§ **WORK INSTRUCTION**: When a line in the listing below contains the word "this", return a copy of that line.

□ □ □ □ □ □ □

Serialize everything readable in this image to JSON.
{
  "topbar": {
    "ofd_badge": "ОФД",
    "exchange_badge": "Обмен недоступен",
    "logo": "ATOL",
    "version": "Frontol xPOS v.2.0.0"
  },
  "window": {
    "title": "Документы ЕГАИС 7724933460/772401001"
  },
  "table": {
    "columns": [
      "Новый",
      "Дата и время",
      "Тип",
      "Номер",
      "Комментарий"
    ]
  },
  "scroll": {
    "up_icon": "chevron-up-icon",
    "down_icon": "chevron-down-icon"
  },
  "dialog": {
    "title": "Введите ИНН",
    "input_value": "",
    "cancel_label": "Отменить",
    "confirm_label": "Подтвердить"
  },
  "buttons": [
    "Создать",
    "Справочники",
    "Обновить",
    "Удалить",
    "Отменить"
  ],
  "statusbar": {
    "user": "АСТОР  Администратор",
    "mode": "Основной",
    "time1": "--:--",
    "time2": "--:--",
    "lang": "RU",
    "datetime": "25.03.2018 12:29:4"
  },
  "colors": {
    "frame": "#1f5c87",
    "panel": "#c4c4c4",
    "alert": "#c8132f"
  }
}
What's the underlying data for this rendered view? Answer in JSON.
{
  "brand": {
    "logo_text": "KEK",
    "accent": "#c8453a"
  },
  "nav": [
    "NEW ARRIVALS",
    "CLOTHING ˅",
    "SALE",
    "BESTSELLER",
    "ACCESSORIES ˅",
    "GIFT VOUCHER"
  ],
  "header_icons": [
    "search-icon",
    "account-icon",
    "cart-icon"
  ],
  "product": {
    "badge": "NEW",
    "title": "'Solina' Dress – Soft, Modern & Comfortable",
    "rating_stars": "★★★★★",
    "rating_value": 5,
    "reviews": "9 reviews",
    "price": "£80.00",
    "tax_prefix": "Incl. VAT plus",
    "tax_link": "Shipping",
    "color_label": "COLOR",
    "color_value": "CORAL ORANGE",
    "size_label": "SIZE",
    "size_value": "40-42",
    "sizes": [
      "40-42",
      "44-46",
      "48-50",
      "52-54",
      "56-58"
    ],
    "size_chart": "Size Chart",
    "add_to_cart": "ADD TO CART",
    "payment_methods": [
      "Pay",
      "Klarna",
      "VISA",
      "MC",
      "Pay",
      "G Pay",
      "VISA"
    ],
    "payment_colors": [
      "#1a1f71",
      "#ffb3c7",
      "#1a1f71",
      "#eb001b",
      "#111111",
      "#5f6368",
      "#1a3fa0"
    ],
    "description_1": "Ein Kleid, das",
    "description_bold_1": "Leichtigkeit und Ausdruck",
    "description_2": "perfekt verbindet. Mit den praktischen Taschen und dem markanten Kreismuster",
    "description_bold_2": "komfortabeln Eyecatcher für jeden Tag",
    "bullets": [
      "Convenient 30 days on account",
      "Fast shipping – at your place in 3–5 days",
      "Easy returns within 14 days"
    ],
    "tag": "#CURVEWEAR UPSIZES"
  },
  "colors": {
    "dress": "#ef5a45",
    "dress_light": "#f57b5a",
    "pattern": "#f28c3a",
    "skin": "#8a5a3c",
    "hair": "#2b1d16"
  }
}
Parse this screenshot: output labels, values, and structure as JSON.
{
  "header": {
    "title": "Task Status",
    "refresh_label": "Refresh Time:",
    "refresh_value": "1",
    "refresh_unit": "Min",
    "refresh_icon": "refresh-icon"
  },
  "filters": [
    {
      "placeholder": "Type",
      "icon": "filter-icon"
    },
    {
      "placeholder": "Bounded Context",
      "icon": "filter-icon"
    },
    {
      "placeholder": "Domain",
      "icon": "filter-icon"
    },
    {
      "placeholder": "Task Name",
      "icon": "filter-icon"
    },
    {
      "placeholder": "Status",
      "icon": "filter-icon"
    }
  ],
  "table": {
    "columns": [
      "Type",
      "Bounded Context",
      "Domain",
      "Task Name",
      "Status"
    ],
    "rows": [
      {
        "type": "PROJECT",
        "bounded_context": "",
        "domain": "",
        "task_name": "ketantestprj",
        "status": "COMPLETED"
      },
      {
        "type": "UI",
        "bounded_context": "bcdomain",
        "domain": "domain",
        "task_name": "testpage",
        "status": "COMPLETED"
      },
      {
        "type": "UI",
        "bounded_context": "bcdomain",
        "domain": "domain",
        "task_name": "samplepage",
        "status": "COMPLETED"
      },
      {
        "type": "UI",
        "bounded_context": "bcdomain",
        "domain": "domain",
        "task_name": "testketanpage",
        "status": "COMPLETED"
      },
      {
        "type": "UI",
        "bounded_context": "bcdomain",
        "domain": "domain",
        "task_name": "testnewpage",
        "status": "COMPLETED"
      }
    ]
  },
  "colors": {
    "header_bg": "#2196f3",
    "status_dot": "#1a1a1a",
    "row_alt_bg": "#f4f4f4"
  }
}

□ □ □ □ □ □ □

§ **ANSWER SPACE**:
Serialize everything readable in this image to JSON.
What's the underlying data for this rendered view? Answer in JSON.
Parse this screenshot: output labels, values, and structure as JSON.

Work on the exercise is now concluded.